It’s July, and you haven’t had time to plant your garden yet? Scott Swartzendruber of Fort Collins Nursery hasn’t planted yet either. He’s been too busy at his job.
“It happens every year,” he said. “I always plant late.”
While he doesn’t advocate late planting, Swartzendruber says it’s quite doable. Gardeners can plant anything that they might have intended to plant in the spring, but will need to make adjustments to accommodate hotter, drier weather. Young plants need to be kept moist and watering is best done early in the day. Seeds have a harder time germinating in hot weather and need additional water, especially before they appear above ground. He waters every other day and tries to finish by 8 a.m.
He warns that late planting may result in slightly different outcomes. Vegetables will have a shorter time to mature which may result in a less prolific crop.
Tom Haynie of Creekside Garden Center says that 50 years ago when most deciduous plants were sold bare root, it was true that they could only be planted in the spring while they remained dormant. But times have changed. The trees, bushes and plants at Creekside are now sold alive and growing, either in containers or balled and burlapped, and can be planted any time the ground can be worked. He warns about the importance of supplying new plants with plenty of water during hot weather.

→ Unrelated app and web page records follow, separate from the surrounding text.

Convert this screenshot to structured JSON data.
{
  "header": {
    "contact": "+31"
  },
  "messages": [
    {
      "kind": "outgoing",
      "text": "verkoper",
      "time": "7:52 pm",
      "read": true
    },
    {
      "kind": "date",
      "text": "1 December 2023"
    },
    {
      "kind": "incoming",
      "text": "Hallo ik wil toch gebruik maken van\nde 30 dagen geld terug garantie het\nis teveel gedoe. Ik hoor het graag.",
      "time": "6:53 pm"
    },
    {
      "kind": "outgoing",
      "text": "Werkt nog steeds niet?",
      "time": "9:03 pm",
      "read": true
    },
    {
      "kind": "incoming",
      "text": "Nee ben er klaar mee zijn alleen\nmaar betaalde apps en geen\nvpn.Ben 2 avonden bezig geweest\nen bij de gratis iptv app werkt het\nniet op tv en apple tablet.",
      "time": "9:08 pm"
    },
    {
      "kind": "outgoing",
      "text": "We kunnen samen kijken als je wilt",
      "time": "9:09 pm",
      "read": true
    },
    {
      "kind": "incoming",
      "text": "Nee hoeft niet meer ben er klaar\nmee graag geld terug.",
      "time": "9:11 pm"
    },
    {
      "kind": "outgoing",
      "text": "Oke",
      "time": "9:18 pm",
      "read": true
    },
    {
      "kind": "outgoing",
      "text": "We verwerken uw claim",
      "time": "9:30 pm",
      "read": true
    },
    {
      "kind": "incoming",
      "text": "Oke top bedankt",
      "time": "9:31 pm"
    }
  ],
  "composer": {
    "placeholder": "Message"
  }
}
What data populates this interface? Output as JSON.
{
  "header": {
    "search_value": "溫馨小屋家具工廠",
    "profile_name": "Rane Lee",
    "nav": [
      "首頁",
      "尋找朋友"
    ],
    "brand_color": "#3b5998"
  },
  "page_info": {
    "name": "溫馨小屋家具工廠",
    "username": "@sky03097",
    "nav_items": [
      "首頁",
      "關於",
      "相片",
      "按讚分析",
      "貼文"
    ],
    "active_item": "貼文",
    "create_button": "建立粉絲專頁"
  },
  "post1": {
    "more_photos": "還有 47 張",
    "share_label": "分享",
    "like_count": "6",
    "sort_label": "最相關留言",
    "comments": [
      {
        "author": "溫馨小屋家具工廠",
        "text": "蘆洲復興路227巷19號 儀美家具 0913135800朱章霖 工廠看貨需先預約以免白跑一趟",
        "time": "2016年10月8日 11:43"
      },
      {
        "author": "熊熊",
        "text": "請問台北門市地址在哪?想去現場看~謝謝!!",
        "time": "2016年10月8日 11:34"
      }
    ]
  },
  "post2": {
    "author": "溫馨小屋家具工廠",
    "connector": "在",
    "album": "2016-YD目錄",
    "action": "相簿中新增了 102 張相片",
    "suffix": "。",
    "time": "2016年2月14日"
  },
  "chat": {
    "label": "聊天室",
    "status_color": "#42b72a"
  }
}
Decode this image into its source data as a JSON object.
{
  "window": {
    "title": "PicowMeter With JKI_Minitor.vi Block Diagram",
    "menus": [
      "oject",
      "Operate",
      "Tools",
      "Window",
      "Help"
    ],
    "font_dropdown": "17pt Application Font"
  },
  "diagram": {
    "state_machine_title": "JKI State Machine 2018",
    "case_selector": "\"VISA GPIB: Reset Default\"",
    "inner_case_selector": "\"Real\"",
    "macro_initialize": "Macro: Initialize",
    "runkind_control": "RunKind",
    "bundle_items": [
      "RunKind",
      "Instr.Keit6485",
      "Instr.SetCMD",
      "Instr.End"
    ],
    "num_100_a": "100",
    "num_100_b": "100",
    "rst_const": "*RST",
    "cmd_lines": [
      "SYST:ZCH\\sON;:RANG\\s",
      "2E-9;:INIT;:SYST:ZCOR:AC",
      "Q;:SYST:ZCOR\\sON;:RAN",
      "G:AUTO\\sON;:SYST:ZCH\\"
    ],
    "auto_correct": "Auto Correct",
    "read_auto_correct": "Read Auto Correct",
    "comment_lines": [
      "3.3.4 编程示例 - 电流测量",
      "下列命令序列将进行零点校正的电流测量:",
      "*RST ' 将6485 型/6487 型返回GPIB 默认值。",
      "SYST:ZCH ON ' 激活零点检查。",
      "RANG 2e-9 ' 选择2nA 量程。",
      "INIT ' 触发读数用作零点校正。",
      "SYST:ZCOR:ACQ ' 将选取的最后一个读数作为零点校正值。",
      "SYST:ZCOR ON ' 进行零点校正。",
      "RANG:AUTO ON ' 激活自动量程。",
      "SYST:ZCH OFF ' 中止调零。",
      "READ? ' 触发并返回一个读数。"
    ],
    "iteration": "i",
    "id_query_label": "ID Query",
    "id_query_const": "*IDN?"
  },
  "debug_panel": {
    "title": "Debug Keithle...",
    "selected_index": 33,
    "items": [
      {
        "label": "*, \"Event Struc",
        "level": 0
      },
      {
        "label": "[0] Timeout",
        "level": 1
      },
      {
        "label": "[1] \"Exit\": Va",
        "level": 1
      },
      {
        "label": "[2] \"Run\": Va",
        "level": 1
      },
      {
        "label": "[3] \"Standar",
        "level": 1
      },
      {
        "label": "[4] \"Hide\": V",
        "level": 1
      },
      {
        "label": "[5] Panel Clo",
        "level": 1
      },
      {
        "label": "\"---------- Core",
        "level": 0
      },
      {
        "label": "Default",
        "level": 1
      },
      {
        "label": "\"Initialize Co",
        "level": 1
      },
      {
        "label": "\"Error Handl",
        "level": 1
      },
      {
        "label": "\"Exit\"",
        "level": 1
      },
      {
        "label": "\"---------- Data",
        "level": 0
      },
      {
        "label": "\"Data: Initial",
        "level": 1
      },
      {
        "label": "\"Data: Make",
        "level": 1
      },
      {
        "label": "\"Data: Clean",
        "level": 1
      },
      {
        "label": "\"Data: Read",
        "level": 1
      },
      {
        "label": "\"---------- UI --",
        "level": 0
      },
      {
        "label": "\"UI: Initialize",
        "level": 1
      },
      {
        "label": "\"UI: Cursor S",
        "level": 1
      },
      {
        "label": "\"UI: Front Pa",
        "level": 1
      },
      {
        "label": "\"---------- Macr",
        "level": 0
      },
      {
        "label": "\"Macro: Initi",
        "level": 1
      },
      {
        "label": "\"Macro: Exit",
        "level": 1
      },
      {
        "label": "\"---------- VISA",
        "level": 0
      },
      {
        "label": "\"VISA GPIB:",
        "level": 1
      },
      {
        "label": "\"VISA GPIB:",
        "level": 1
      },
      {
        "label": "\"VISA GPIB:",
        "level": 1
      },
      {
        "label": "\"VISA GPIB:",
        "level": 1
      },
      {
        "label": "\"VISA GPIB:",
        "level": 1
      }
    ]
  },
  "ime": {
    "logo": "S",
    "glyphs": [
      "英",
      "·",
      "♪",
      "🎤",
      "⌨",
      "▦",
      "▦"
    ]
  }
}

“July is too late to plant most seeds,” he said. He reminds gardeners that cool weather crops such as spinach can be planted in August or early September and will produce a fall crop. Swiss chard, arugula, bok choy, mustard greens and lettuce can also be planted late and mature quickly enough to realize a crop in the fall.